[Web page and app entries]
== == ==

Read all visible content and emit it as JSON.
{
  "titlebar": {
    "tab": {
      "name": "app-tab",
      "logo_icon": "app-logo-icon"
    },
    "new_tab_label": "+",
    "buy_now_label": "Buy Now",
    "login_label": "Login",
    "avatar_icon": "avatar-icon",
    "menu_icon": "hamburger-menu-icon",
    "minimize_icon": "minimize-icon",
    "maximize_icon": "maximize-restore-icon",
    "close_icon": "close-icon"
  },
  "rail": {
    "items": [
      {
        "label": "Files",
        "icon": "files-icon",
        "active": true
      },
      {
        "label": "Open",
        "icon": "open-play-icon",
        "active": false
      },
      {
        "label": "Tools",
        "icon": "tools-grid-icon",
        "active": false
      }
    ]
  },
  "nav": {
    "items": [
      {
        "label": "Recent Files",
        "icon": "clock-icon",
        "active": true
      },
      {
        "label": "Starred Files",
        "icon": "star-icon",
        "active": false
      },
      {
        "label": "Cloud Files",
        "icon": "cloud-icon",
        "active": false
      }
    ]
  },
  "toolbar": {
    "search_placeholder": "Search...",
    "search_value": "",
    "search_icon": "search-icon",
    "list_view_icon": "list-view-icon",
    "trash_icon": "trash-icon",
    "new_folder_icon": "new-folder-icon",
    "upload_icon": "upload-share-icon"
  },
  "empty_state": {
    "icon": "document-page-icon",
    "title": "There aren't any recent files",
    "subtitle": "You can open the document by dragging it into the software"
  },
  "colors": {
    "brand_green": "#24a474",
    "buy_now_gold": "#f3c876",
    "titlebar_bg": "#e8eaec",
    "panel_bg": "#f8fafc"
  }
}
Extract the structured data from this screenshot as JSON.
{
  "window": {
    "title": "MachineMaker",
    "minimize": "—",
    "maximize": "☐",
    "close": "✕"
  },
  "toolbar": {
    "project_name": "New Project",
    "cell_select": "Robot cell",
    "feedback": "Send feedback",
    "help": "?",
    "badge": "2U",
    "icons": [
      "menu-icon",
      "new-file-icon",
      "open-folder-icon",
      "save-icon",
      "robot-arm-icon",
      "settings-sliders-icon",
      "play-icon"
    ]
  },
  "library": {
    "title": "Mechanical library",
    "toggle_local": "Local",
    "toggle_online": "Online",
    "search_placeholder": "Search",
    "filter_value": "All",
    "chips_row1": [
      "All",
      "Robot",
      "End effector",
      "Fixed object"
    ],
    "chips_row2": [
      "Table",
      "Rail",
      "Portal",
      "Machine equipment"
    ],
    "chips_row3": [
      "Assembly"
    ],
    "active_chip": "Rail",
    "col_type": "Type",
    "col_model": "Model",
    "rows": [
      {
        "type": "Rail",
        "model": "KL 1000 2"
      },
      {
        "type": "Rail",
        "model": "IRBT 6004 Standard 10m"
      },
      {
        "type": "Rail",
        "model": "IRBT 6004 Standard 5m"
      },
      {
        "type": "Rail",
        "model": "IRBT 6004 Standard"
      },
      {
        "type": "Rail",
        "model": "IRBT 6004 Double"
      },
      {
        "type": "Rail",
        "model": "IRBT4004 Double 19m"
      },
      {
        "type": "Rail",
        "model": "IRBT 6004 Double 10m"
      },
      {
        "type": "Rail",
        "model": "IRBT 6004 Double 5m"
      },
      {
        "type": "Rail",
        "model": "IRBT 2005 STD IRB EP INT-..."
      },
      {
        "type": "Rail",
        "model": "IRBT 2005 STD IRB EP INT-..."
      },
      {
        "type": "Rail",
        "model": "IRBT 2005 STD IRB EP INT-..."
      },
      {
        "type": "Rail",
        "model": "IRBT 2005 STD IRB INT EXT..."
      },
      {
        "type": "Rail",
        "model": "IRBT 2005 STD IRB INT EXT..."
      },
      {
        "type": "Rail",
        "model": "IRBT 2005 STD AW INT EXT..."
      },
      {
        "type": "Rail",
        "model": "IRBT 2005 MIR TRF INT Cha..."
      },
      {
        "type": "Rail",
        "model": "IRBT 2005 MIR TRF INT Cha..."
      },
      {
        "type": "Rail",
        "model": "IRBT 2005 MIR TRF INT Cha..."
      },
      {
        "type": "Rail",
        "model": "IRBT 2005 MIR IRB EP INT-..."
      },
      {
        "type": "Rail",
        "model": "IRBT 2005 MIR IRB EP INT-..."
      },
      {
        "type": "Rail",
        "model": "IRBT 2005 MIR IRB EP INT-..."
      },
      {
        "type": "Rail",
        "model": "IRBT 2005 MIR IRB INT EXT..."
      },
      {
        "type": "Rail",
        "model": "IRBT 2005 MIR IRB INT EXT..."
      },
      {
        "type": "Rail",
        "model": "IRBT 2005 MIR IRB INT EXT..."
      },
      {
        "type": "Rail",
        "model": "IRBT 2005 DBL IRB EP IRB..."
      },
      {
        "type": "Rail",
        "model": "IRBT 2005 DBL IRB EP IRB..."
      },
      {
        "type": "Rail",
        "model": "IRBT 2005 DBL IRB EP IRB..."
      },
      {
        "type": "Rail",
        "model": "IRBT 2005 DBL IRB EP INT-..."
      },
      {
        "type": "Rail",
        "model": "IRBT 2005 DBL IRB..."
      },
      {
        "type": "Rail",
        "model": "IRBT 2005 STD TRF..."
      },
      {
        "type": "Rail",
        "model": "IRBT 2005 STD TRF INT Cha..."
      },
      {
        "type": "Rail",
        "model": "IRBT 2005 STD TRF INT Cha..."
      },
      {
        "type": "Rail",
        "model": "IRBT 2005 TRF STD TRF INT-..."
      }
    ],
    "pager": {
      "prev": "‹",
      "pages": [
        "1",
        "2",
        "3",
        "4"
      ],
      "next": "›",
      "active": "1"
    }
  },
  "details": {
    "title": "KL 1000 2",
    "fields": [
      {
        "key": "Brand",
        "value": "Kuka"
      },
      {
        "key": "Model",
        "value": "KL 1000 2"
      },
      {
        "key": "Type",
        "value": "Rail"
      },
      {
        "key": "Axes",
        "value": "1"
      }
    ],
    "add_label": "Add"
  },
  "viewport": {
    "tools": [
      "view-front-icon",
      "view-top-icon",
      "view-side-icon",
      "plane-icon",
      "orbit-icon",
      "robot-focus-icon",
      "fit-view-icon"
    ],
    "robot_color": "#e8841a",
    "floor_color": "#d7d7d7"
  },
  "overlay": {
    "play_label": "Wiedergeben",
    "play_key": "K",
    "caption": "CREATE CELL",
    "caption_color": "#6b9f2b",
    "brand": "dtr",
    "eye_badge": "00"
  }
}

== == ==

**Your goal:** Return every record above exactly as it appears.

**Response to the exercise:**
Read all visible content and emit it as JSON.
{
  "titlebar": {
    "tab": {
      "name": "app-tab",
      "logo_icon": "app-logo-icon"
    },
    "new_tab_label": "+",
    "buy_now_label": "Buy Now",
    "login_label": "Login",
    "avatar_icon": "avatar-icon",
    "menu_icon": "hamburger-menu-icon",
    "minimize_icon": "minimize-icon",
    "maximize_icon": "maximize-restore-icon",
    "close_icon": "close-icon"
  },
  "rail": {
    "items": [
      {
        "label": "Files",
        "icon": "files-icon",
        "active": true
      },
      {
        "label": "Open",
        "icon": "open-play-icon",
        "active": false
      },
      {
        "label": "Tools",
        "icon": "tools-grid-icon",
        "active": false
      }
    ]
  },
  "nav": {
    "items": [
      {
        "label": "Recent Files",
        "icon": "clock-icon",
        "active": true
      },
      {
        "label": "Starred Files",
        "icon": "star-icon",
        "active": false
      },
      {
        "label": "Cloud Files",
        "icon": "cloud-icon",
        "active": false
      }
    ]
  },
  "toolbar": {
    "search_placeholder": "Search...",
    "search_value": "",
    "search_icon": "search-icon",
    "list_view_icon": "list-view-icon",
    "trash_icon": "trash-icon",
    "new_folder_icon": "new-folder-icon",
    "upload_icon": "upload-share-icon"
  },
  "empty_state": {
    "icon": "document-page-icon",
    "title": "There aren't any recent files",
    "subtitle": "You can open the document by dragging it into the software"
  },
  "colors": {
    "brand_green": "#24a474",
    "buy_now_gold": "#f3c876",
    "titlebar_bg": "#e8eaec",
    "panel_bg": "#f8fafc"
  }
}
Extract the structured data from this screenshot as JSON.
{
  "window": {
    "title": "MachineMaker",
    "minimize": "—",
    "maximize": "☐",
    "close": "✕"
  },
  "toolbar": {
    "project_name": "New Project",
    "cell_select": "Robot cell",
    "feedback": "Send feedback",
    "help": "?",
    "badge": "2U",
    "icons": [
      "menu-icon",
      "new-file-icon",
      "open-folder-icon",
      "save-icon",
      "robot-arm-icon",
      "settings-sliders-icon",
      "play-icon"
    ]
  },
  "library": {
    "title": "Mechanical library",
    "toggle_local": "Local",
    "toggle_online": "Online",
    "search_placeholder": "Search",
    "filter_value": "All",
    "chips_row1": [
      "All",
      "Robot",
      "End effector",
      "Fixed object"
    ],
    "chips_row2": [
      "Table",
      "Rail",
      "Portal",
      "Machine equipment"
    ],
    "chips_row3": [
      "Assembly"
    ],
    "active_chip": "Rail",
    "col_type": "Type",
    "col_model": "Model",
    "rows": [
      {
        "type": "Rail",
        "model": "KL 1000 2"
      },
      {
        "type": "Rail",
        "model": "IRBT 6004 Standard 10m"
      },
      {
        "type": "Rail",
        "model": "IRBT 6004 Standard 5m"
      },
      {
        "type": "Rail",
        "model": "IRBT 6004 Standard"
      },
      {
        "type": "Rail",
        "model": "IRBT 6004 Double"
      },
      {
        "type": "Rail",
        "model": "IRBT4004 Double 19m"
      },
      {
        "type": "Rail",
        "model": "IRBT 6004 Double 10m"
      },
      {
        "type": "Rail",
        "model": "IRBT 6004 Double 5m"
      },
      {
        "type": "Rail",
        "model": "IRBT 2005 STD IRB EP INT-..."
      },
      {
        "type": "Rail",
        "model": "IRBT 2005 STD IRB EP INT-..."
      },
      {
        "type": "Rail",
        "model": "IRBT 2005 STD IRB EP INT-..."
      },
      {
        "type": "Rail",
        "model": "IRBT 2005 STD IRB INT EXT..."
      },
      {
        "type": "Rail",
        "model": "IRBT 2005 STD IRB INT EXT..."
      },
      {
        "type": "Rail",
        "model": "IRBT 2005 STD AW INT EXT..."
      },
      {
        "type": "Rail",
        "model": "IRBT 2005 MIR TRF INT Cha..."
      },
      {
        "type": "Rail",
        "model": "IRBT 2005 MIR TRF INT Cha..."
      },
      {
        "type": "Rail",
        "model": "IRBT 2005 MIR TRF INT Cha..."
      },
      {
        "type": "Rail",
        "model": "IRBT 2005 MIR IRB EP INT-..."
      },
      {
        "type": "Rail",
        "model": "IRBT 2005 MIR IRB EP INT-..."
      },
      {
        "type": "Rail",
        "model": "IRBT 2005 MIR IRB EP INT-..."
      },
      {
        "type": "Rail",
        "model": "IRBT 2005 MIR IRB INT EXT..."
      },
      {
        "type": "Rail",
        "model": "IRBT 2005 MIR IRB INT EXT..."
      },
      {
        "type": "Rail",
        "model": "IRBT 2005 MIR IRB INT EXT..."
      },
      {
        "type": "Rail",
        "model": "IRBT 2005 DBL IRB EP IRB..."
      },
      {
        "type": "Rail",
        "model": "IRBT 2005 DBL IRB EP IRB..."
      },
      {
        "type": "Rail",
        "model": "IRBT 2005 DBL IRB EP IRB..."
      },
      {
        "type": "Rail",
        "model": "IRBT 2005 DBL IRB EP INT-..."
      },
      {
        "type": "Rail",
        "model": "IRBT 2005 DBL IRB..."
      },
      {
        "type": "Rail",
        "model": "IRBT 2005 STD TRF..."
      },
      {
        "type": "Rail",
        "model": "IRBT 2005 STD TRF INT Cha..."
      },
      {
        "type": "Rail",
        "model": "IRBT 2005 STD TRF INT Cha..."
      },
      {
        "type": "Rail",
        "model": "IRBT 2005 TRF STD TRF INT-..."
      }
    ],
    "pager": {
      "prev": "‹",
      "pages": [
        "1",
        "2",
        "3",
        "4"
      ],
      "next": "›",
      "active": "1"
    }
  },
  "details": {
    "title": "KL 1000 2",
    "fields": [
      {
        "key": "Brand",
        "value": "Kuka"
      },
      {
        "key": "Model",
        "value": "KL 1000 2"
      },
      {
        "key": "Type",
        "value": "Rail"
      },
      {
        "key": "Axes",
        "value": "1"
      }
    ],
    "add_label": "Add"
  },
  "viewport": {
    "tools": [
      "view-front-icon",
      "view-top-icon",
      "view-side-icon",
      "plane-icon",
      "orbit-icon",
      "robot-focus-icon",
      "fit-view-icon"
    ],
    "robot_color": "#e8841a",
    "floor_color": "#d7d7d7"
  },
  "overlay": {
    "play_label": "Wiedergeben",
    "play_key": "K",
    "caption": "CREATE CELL",
    "caption_color": "#6b9f2b",
    "brand": "dtr",
    "eye_badge": "00"
  }
}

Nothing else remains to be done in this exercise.